year = "2009",
month = "2",
day = "1",
doi = "10.1161/STROKEAHA.108.517797",
language = "English (US)",
volume = "40",
pages = "644--647",
journal = "Stroke",
issn = "0039-2499",
publisher = "Lippincott Williams and Wilkins",
number = "2",

}

TY - JOUR

T1 - A spectrum of knock-type doppler signals in the intracranial vessels

AU - Tsivgoulis, Georgios

AU - Man, Bing L.

AU - Lao, Annabelle Y.

AU - Sharma, Vijay K.

AU - Kotsis, Vassilios

AU - Vadikolias, Konstantinos

AU - Alexandrov, Andrei

PY - 2009/2/1

Y1 - 2009/2/1

N2 - Background and Purpose-Knock-type Doppler signals (KTDS) are detectable by transcranial Doppler, and it has been hypothesized that they are related to an occlusion of a small perforating artery and microvascular ischemia. However, the nature of KTDS has not been prospectively defined. We aimed at describing the spectral and power motion Doppler characteristics of KTDS and ultrasound exposure conditions that lead to their appearance. Methods-Consecutive patients referred with symptoms of stroke or transient ischemic attacks to our cerebrovascular ultrasound laboratory were screened for the presence of KTDS. The presence of microvascular ischemia was assessed using brain MRI. Results-Among 327 patients with cerebrovascular symptoms, 46 (14%) had KTDS. KTDS were found more frequently in posterior circulation vessels (55% vertebral artery, 21.5% basilar artery, and 6% posterior cerebral artery). There was no association between ultrasound identification of KTDS and the presence of brain ischemia in the distribution of any vessel (OR, 0.37;95% CI, 0.09-1.53;P=0.171) on univariate logistic regression analyses.

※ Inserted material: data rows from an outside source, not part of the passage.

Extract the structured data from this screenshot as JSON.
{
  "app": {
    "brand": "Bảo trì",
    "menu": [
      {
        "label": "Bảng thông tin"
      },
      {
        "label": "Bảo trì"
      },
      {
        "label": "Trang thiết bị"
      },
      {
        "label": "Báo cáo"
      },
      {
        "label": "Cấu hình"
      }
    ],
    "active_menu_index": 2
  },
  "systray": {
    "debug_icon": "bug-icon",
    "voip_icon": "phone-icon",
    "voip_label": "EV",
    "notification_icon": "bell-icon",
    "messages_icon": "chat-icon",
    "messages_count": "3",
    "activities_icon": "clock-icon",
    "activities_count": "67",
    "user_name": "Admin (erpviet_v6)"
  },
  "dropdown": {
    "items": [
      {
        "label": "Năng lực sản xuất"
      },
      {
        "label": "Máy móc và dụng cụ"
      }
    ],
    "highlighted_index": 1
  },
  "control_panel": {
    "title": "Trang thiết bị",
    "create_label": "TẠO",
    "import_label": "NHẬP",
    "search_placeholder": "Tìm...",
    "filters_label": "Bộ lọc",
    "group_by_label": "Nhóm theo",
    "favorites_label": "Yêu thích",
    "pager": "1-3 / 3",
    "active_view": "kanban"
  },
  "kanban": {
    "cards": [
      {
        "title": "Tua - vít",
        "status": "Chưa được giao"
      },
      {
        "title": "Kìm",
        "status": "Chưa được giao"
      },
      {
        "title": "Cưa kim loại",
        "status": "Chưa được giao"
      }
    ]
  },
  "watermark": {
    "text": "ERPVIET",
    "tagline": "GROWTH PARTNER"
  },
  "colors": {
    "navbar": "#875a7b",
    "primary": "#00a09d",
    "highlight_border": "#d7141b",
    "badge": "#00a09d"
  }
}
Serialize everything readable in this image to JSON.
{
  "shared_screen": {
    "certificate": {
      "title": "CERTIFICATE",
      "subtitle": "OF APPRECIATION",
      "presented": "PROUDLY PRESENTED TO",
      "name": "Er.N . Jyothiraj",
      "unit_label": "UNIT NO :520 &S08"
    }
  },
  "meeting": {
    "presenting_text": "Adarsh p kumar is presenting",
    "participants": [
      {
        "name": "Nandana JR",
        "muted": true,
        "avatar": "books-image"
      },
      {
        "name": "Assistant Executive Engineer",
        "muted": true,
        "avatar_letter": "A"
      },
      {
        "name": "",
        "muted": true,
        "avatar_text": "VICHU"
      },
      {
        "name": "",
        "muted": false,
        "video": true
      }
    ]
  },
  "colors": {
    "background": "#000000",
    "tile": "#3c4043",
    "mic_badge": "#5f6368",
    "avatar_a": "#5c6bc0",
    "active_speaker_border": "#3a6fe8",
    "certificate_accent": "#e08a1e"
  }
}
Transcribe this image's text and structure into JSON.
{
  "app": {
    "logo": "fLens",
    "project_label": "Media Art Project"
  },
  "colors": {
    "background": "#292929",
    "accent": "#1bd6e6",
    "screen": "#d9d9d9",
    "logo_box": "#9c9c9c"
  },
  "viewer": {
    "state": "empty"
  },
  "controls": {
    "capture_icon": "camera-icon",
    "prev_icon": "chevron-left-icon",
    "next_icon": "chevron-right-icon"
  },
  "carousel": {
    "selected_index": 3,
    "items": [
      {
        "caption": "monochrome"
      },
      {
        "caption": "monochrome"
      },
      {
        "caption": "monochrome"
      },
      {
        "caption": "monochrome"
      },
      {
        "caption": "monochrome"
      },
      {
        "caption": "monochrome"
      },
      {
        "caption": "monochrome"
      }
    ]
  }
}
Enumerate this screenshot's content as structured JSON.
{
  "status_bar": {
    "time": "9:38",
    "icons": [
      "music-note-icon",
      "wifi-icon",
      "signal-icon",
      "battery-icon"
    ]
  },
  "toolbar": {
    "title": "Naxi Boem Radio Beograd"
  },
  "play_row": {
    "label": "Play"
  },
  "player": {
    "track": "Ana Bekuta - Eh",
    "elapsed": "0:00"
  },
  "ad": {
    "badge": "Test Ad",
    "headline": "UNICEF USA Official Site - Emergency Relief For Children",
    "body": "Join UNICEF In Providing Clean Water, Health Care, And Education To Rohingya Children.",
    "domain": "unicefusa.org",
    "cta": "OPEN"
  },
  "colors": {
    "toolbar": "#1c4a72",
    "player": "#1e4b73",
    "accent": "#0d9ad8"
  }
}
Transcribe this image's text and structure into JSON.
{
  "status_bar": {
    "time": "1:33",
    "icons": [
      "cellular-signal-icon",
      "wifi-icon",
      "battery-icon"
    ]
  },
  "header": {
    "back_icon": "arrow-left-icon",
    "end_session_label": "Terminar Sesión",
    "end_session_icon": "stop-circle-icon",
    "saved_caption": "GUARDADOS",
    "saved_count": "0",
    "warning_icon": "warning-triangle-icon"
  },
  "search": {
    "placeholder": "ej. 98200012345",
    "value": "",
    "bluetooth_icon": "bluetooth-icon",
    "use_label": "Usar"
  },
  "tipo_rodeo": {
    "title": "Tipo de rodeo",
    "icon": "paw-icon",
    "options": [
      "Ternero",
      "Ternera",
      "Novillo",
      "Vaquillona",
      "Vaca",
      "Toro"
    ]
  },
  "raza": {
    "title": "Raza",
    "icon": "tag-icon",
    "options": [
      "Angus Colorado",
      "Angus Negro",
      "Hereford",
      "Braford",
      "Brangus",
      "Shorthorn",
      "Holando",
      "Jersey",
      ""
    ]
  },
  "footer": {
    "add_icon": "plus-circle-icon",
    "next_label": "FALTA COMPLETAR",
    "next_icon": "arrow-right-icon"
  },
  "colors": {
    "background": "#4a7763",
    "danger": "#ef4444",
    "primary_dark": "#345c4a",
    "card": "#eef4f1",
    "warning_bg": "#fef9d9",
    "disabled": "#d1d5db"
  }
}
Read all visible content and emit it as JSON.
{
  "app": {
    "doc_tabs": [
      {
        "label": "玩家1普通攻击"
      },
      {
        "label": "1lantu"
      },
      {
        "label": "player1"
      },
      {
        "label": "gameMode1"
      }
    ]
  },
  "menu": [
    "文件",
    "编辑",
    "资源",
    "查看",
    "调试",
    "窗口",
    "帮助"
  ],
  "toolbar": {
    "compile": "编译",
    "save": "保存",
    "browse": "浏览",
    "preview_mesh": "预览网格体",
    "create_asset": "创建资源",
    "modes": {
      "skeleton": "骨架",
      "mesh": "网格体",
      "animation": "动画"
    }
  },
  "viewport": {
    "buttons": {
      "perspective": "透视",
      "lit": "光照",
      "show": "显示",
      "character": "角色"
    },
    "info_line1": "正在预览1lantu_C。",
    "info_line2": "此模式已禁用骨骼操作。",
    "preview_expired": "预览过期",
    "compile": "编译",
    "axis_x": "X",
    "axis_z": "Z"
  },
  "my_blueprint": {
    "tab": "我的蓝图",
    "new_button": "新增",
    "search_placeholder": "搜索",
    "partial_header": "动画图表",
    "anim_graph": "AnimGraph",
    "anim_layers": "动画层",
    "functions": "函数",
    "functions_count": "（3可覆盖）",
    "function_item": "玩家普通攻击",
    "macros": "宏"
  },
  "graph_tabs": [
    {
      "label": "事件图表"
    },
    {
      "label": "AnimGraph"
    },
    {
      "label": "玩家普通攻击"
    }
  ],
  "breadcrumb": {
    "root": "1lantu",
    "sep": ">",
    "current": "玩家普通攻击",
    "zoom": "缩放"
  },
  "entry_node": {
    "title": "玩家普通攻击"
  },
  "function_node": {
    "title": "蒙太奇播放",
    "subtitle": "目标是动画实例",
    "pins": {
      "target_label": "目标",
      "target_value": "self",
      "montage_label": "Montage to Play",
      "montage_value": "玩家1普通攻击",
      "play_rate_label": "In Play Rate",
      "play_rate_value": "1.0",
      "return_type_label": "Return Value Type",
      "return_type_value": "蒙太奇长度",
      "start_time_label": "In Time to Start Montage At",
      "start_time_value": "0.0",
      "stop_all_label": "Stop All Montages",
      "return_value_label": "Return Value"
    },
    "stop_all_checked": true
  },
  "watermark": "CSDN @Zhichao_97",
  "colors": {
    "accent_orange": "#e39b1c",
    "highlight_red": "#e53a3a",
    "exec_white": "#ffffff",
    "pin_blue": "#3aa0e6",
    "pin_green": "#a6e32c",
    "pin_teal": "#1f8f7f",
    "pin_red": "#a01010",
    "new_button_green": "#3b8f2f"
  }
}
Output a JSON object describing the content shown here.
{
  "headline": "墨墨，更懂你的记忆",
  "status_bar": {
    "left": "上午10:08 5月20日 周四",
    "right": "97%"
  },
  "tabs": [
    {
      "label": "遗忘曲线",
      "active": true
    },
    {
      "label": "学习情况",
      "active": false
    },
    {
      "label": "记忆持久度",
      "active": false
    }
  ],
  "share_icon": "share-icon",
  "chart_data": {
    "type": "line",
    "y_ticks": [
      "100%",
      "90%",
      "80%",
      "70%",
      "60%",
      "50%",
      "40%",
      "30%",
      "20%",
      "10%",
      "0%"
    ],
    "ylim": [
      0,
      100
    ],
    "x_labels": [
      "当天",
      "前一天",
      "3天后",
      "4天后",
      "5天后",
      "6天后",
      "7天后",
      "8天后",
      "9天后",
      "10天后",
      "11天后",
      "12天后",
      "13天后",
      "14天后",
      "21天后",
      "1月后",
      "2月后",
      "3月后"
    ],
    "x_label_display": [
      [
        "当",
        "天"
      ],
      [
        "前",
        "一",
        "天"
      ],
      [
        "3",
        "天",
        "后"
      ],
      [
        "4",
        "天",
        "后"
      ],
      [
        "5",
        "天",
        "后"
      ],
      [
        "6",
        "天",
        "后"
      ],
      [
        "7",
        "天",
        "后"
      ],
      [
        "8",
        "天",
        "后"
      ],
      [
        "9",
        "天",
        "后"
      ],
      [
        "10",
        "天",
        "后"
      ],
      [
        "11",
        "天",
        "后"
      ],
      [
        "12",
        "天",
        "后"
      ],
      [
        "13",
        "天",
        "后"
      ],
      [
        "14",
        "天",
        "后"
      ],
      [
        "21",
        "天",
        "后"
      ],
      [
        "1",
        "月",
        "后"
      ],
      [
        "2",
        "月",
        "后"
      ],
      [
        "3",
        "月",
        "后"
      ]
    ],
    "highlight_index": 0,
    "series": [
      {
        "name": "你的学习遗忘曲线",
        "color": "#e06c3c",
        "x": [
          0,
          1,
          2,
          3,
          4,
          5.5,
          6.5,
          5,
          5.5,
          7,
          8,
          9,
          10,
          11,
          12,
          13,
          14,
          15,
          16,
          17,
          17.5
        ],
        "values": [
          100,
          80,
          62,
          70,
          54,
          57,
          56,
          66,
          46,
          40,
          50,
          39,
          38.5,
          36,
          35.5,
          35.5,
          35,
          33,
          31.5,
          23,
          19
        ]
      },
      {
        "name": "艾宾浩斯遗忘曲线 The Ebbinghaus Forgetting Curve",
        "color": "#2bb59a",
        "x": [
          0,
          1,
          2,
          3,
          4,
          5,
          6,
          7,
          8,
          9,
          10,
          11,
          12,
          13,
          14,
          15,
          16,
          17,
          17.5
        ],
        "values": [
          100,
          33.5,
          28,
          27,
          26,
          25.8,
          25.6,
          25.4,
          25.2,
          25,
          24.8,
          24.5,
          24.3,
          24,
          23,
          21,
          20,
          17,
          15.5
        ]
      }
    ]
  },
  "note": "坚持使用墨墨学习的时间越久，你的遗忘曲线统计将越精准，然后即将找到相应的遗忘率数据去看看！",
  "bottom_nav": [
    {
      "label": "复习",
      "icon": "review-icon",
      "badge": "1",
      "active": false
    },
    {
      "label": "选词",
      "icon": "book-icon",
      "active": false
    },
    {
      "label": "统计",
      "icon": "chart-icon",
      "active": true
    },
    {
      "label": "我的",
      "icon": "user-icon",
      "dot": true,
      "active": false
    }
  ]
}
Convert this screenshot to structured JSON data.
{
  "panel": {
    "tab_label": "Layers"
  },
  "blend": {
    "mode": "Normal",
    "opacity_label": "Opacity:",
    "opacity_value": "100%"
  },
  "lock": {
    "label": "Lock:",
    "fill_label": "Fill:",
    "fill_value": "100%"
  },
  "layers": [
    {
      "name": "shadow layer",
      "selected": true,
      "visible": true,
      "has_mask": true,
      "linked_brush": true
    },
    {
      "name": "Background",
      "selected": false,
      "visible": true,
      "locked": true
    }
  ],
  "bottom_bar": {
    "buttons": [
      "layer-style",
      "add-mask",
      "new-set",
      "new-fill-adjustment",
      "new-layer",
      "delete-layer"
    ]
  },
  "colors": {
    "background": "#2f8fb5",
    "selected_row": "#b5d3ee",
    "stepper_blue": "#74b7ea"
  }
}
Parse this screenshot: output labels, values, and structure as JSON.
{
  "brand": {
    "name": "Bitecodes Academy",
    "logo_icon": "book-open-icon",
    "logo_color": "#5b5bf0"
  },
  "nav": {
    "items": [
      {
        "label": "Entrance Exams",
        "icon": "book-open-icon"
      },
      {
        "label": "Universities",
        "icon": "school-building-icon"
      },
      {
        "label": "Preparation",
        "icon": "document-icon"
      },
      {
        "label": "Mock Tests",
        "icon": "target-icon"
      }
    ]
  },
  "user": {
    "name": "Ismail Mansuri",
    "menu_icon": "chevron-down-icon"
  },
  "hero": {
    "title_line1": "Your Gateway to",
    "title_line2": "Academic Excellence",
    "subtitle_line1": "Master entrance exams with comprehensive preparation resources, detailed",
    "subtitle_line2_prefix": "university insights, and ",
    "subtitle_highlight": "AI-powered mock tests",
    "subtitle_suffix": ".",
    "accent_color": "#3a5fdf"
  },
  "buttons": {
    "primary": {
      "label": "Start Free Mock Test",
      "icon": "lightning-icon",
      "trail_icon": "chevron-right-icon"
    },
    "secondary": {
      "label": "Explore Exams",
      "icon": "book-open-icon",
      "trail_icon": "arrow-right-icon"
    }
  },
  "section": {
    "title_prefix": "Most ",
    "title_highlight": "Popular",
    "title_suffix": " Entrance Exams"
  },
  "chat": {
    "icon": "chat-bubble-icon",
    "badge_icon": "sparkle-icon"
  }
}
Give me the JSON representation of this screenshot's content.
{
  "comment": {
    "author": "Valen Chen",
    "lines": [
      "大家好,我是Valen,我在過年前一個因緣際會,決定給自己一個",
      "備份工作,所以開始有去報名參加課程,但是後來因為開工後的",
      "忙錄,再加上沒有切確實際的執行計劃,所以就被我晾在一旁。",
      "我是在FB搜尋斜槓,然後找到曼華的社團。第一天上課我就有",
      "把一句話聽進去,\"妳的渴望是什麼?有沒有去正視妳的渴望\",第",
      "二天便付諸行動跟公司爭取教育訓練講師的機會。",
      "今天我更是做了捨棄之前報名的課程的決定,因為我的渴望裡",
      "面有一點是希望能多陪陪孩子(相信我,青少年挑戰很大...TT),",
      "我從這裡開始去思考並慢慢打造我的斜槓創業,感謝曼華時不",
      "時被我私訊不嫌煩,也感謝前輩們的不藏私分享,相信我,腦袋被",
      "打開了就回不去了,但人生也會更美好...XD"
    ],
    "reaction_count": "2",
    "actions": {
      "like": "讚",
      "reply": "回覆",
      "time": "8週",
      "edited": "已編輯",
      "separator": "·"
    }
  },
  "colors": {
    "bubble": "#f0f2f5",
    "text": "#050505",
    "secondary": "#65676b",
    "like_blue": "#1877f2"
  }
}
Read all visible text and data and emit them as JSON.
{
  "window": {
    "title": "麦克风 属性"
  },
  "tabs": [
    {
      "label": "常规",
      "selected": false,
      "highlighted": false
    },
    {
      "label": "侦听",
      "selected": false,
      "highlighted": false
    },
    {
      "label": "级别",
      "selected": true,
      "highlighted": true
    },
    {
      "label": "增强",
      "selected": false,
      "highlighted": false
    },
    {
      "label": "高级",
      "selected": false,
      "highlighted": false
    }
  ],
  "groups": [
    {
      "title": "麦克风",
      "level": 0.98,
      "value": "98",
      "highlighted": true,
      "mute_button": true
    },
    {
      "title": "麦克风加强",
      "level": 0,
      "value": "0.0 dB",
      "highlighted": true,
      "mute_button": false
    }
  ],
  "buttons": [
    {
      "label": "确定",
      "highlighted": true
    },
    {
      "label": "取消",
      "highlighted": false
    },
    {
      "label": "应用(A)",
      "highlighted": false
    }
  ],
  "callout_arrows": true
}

KTDS was not related to the presence of microvascular ischemia on brain MRI (OR, 1.12;95% CI, 0.55-2.29;P=0.761). We described the range of spectral and power motion Doppler appearances of KTDS and experimentally demonstrated the most likely underlying mechanism being a large vessel wall movement artifact. Conclusions-Although KTDS can be distinguished from other spectral flow signals, they can be found in normal vessels, they do not seem to be associated with the vessel affected by ischemia, and they should not be overinterpreted.

AB - Background and Purpose-Knock-type Doppler signals (KTDS) are detectable by transcranial Doppler, and it has been hypothesized that they are related to an occlusion of a small perforating artery and microvascular ischemia. However, the nature of KTDS has not been prospectively defined. We aimed at describing the spectral and power motion Doppler characteristics of KTDS and ultrasound exposure conditions that lead to their appearance. Methods-Consecutive patients referred with symptoms of stroke or transient ischemic attacks to our cerebrovascular ultrasound laboratory were screened for the presence of KTDS. The presence of microvascular ischemia was assessed using brain MRI. Results-Among 327 patients with cerebrovascular symptoms, 46 (14%) had KTDS. KTDS were found more frequently in posterior circulation vessels (55% vertebral artery, 21.5% basilar artery, and 6% posterior cerebral artery). There was no association between ultrasound identification of KTDS and the presence of brain ischemia in the distribution of any vessel (OR, 0.37;95% CI, 0.09-1.53;P=0.171) on univariate logistic regression analyses. KTDS was not related to the presence of microvascular ischemia on brain MRI (OR, 1.12;95% CI, 0.55-2.29;P=0.761). We described the range of spectral and power motion Doppler appearances of KTDS and experimentally demonstrated the most likely underlying mechanism being a large vessel wall movement artifact. Conclusions-Although KTDS can be distinguished from other spectral flow signals, they can be found in normal vessels, they do not seem to be associated with the vessel affected by ischemia, and they should not be overinterpreted.

UR - http://www.scopus.com/inward/record.url?scp=60549083071&partnerID=8YFLogxK

UR - http://www.scopus.com/inward/citedby.url?scp=60549083071&partnerID=8YFLogxK

U2 - 10.1161/STROKEAHA.108.517797

DO - 10.1161/STROKEAHA.108.517797

M3 - Article

VL - 40

SP - 644

EP - 647

JO - Stroke

JF - Stroke

SN - 0039-2499

IS - 2

ER -